►
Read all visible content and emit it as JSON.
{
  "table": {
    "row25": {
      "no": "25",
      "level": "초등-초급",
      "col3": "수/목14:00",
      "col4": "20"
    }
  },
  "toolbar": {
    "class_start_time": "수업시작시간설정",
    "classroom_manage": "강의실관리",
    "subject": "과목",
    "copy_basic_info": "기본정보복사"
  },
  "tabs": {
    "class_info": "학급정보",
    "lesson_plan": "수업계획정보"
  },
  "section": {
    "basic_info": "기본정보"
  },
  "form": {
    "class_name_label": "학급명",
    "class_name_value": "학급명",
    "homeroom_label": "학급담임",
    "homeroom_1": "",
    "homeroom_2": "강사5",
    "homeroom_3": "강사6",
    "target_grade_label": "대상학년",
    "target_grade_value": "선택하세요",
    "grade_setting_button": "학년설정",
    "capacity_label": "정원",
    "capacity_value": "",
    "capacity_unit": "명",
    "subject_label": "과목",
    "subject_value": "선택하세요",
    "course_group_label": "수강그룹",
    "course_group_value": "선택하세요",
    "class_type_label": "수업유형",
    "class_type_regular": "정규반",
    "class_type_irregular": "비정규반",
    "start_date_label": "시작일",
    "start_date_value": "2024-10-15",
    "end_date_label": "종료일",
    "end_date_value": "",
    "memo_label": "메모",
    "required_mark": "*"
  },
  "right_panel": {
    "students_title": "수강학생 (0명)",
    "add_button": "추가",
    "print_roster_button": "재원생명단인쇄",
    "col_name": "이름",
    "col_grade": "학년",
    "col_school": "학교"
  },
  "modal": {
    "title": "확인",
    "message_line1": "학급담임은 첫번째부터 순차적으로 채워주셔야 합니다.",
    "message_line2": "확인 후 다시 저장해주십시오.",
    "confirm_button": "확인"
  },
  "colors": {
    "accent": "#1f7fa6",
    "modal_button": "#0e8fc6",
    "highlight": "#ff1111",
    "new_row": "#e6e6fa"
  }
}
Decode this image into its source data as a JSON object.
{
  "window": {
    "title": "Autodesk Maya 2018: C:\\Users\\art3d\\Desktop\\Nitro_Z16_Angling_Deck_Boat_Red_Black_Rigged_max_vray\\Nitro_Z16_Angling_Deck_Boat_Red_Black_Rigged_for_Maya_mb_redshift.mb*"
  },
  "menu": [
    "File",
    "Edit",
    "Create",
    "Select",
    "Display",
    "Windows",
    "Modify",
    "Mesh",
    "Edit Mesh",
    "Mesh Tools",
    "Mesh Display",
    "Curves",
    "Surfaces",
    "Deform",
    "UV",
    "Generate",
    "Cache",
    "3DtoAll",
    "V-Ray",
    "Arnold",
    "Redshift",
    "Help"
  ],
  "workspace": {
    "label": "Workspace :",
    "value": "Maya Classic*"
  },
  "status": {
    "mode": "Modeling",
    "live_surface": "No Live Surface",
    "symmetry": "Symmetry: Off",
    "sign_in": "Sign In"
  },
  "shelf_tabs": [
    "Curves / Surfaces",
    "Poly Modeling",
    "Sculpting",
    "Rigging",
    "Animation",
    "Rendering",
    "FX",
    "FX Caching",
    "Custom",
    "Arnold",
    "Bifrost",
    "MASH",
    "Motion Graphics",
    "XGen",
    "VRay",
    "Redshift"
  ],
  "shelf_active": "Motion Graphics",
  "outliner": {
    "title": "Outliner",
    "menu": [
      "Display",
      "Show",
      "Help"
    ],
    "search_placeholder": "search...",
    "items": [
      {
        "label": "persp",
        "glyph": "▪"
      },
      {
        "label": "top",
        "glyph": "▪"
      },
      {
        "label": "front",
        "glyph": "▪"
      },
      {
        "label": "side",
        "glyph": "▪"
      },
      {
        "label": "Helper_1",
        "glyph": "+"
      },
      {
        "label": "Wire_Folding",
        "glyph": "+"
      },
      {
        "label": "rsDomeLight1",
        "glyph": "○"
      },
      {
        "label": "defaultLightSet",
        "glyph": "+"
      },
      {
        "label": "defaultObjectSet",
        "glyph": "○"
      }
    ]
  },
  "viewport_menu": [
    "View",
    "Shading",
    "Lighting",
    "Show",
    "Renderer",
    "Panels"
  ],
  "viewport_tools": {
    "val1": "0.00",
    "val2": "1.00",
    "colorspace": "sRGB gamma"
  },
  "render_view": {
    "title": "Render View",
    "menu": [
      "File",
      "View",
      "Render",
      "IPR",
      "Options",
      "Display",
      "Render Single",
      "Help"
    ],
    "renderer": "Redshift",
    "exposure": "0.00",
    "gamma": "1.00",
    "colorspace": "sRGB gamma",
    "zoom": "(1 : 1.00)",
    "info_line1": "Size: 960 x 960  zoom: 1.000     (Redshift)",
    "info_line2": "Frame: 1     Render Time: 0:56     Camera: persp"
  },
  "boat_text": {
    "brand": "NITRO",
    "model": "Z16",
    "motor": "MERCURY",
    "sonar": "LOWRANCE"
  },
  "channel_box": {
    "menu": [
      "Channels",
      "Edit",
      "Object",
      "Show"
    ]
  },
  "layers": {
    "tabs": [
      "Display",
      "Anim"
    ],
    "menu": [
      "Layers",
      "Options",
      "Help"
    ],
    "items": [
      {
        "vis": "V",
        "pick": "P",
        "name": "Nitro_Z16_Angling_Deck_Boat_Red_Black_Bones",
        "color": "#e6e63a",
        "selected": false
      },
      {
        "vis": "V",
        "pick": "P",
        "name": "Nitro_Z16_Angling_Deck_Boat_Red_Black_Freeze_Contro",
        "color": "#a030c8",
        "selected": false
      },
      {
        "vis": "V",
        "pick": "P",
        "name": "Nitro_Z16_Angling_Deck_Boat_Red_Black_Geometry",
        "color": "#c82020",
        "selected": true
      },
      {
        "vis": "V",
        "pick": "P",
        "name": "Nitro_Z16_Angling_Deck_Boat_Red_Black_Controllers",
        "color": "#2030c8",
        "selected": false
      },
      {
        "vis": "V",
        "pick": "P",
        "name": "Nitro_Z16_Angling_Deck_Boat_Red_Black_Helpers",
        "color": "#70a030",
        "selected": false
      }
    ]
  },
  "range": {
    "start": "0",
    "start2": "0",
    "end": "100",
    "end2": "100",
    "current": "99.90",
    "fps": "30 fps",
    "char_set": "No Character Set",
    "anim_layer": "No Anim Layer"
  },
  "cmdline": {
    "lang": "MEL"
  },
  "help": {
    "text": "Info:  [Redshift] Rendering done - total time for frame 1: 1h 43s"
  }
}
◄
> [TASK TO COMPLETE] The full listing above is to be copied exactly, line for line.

> [TASK RESULT]
Read all visible content and emit it as JSON.
{
  "table": {
    "row25": {
      "no": "25",
      "level": "초등-초급",
      "col3": "수/목14:00",
      "col4": "20"
    }
  },
  "toolbar": {
    "class_start_time": "수업시작시간설정",
    "classroom_manage": "강의실관리",
    "subject": "과목",
    "copy_basic_info": "기본정보복사"
  },
  "tabs": {
    "class_info": "학급정보",
    "lesson_plan": "수업계획정보"
  },
  "section": {
    "basic_info": "기본정보"
  },
  "form": {
    "class_name_label": "학급명",
    "class_name_value": "학급명",
    "homeroom_label": "학급담임",
    "homeroom_1": "",
    "homeroom_2": "강사5",
    "homeroom_3": "강사6",
    "target_grade_label": "대상학년",
    "target_grade_value": "선택하세요",
    "grade_setting_button": "학년설정",
    "capacity_label": "정원",
    "capacity_value": "",
    "capacity_unit": "명",
    "subject_label": "과목",
    "subject_value": "선택하세요",
    "course_group_label": "수강그룹",
    "course_group_value": "선택하세요",
    "class_type_label": "수업유형",
    "class_type_regular": "정규반",
    "class_type_irregular": "비정규반",
    "start_date_label": "시작일",
    "start_date_value": "2024-10-15",
    "end_date_label": "종료일",
    "end_date_value": "",
    "memo_label": "메모",
    "required_mark": "*"
  },
  "right_panel": {
    "students_title": "수강학생 (0명)",
    "add_button": "추가",
    "print_roster_button": "재원생명단인쇄",
    "col_name": "이름",
    "col_grade": "학년",
    "col_school": "학교"
  },
  "modal": {
    "title": "확인",
    "message_line1": "학급담임은 첫번째부터 순차적으로 채워주셔야 합니다.",
    "message_line2": "확인 후 다시 저장해주십시오.",
    "confirm_button": "확인"
  },
  "colors": {
    "accent": "#1f7fa6",
    "modal_button": "#0e8fc6",
    "highlight": "#ff1111",
    "new_row": "#e6e6fa"
  }
}
Decode this image into its source data as a JSON object.
{
  "window": {
    "title": "Autodesk Maya 2018: C:\\Users\\art3d\\Desktop\\Nitro_Z16_Angling_Deck_Boat_Red_Black_Rigged_max_vray\\Nitro_Z16_Angling_Deck_Boat_Red_Black_Rigged_for_Maya_mb_redshift.mb*"
  },
  "menu": [
    "File",
    "Edit",
    "Create",
    "Select",
    "Display",
    "Windows",
    "Modify",
    "Mesh",
    "Edit Mesh",
    "Mesh Tools",
    "Mesh Display",
    "Curves",
    "Surfaces",
    "Deform",
    "UV",
    "Generate",
    "Cache",
    "3DtoAll",
    "V-Ray",
    "Arnold",
    "Redshift",
    "Help"
  ],
  "workspace": {
    "label": "Workspace :",
    "value": "Maya Classic*"
  },
  "status": {
    "mode": "Modeling",
    "live_surface": "No Live Surface",
    "symmetry": "Symmetry: Off",
    "sign_in": "Sign In"
  },
  "shelf_tabs": [
    "Curves / Surfaces",
    "Poly Modeling",
    "Sculpting",
    "Rigging",
    "Animation",
    "Rendering",
    "FX",
    "FX Caching",
    "Custom",
    "Arnold",
    "Bifrost",
    "MASH",
    "Motion Graphics",
    "XGen",
    "VRay",
    "Redshift"
  ],
  "shelf_active": "Motion Graphics",
  "outliner": {
    "title": "Outliner",
    "menu": [
      "Display",
      "Show",
      "Help"
    ],
    "search_placeholder": "search...",
    "items": [
      {
        "label": "persp",
        "glyph": "▪"
      },
      {
        "label": "top",
        "glyph": "▪"
      },
      {
        "label": "front",
        "glyph": "▪"
      },
      {
        "label": "side",
        "glyph": "▪"
      },
      {
        "label": "Helper_1",
        "glyph": "+"
      },
      {
        "label": "Wire_Folding",
        "glyph": "+"
      },
      {
        "label": "rsDomeLight1",
        "glyph": "○"
      },
      {
        "label": "defaultLightSet",
        "glyph": "+"
      },
      {
        "label": "defaultObjectSet",
        "glyph": "○"
      }
    ]
  },
  "viewport_menu": [
    "View",
    "Shading",
    "Lighting",
    "Show",
    "Renderer",
    "Panels"
  ],
  "viewport_tools": {
    "val1": "0.00",
    "val2": "1.00",
    "colorspace": "sRGB gamma"
  },
  "render_view": {
    "title": "Render View",
    "menu": [
      "File",
      "View",
      "Render",
      "IPR",
      "Options",
      "Display",
      "Render Single",
      "Help"
    ],
    "renderer": "Redshift",
    "exposure": "0.00",
    "gamma": "1.00",
    "colorspace": "sRGB gamma",
    "zoom": "(1 : 1.00)",
    "info_line1": "Size: 960 x 960  zoom: 1.000     (Redshift)",
    "info_line2": "Frame: 1     Render Time: 0:56     Camera: persp"
  },
  "boat_text": {
    "brand": "NITRO",
    "model": "Z16",
    "motor": "MERCURY",
    "sonar": "LOWRANCE"
  },
  "channel_box": {
    "menu": [
      "Channels",
      "Edit",
      "Object",
      "Show"
    ]
  },
  "layers": {
    "tabs": [
      "Display",
      "Anim"
    ],
    "menu": [
      "Layers",
      "Options",
      "Help"
    ],
    "items": [
      {
        "vis": "V",
        "pick": "P",
        "name": "Nitro_Z16_Angling_Deck_Boat_Red_Black_Bones",
        "color": "#e6e63a",
        "selected": false
      },
      {
        "vis": "V",
        "pick": "P",
        "name": "Nitro_Z16_Angling_Deck_Boat_Red_Black_Freeze_Contro",
        "color": "#a030c8",
        "selected": false
      },
      {
        "vis": "V",
        "pick": "P",
        "name": "Nitro_Z16_Angling_Deck_Boat_Red_Black_Geometry",
        "color": "#c82020",
        "selected": true
      },
      {
        "vis": "V",
        "pick": "P",
        "name": "Nitro_Z16_Angling_Deck_Boat_Red_Black_Controllers",
        "color": "#2030c8",
        "selected": false
      },
      {
        "vis": "V",
        "pick": "P",
        "name": "Nitro_Z16_Angling_Deck_Boat_Red_Black_Helpers",
        "color": "#70a030",
        "selected": false
      }
    ]
  },
  "range": {
    "start": "0",
    "start2": "0",
    "end": "100",
    "end2": "100",
    "current": "99.90",
    "fps": "30 fps",
    "char_set": "No Character Set",
    "anim_layer": "No Anim Layer"
  },
  "cmdline": {
    "lang": "MEL"
  },
  "help": {
    "text": "Info:  [Redshift] Rendering done - total time for frame 1: 1h 43s"
  }
}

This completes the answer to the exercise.